Below are lines of data; give the number of them that contain "class", and only that.

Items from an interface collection
──────────

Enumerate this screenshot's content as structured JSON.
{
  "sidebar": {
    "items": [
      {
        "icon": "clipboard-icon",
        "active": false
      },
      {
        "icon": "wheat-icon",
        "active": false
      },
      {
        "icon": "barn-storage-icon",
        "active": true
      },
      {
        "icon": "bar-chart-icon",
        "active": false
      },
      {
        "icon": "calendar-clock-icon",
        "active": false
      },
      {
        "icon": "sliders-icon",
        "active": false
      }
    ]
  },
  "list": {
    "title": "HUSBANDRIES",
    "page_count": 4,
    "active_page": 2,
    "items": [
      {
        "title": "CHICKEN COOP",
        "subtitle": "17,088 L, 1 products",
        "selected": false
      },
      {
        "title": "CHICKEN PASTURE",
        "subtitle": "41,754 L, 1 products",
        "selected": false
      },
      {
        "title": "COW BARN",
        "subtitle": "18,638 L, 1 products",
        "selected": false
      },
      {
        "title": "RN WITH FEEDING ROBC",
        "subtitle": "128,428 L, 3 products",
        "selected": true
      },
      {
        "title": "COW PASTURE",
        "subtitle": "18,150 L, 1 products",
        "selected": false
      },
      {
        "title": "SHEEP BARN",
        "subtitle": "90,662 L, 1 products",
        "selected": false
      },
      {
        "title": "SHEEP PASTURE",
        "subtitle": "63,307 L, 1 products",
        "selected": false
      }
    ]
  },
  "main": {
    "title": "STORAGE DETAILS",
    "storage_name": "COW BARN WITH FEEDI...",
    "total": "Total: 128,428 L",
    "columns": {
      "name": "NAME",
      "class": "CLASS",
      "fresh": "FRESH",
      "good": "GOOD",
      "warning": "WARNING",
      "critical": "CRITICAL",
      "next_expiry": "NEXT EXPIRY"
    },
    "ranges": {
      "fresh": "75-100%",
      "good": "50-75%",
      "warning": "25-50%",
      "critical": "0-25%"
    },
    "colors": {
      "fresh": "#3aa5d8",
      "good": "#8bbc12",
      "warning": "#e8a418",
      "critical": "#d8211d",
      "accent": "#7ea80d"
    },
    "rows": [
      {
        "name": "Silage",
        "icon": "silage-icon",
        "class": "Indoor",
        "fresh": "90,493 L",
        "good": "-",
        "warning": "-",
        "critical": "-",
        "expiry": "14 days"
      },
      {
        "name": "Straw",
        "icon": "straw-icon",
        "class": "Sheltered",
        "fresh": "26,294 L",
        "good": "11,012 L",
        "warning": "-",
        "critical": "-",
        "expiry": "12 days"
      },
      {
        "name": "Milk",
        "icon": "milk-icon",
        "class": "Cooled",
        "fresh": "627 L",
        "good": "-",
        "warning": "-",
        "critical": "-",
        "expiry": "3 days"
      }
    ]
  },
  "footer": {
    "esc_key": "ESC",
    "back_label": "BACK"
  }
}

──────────

SOLUTION:
4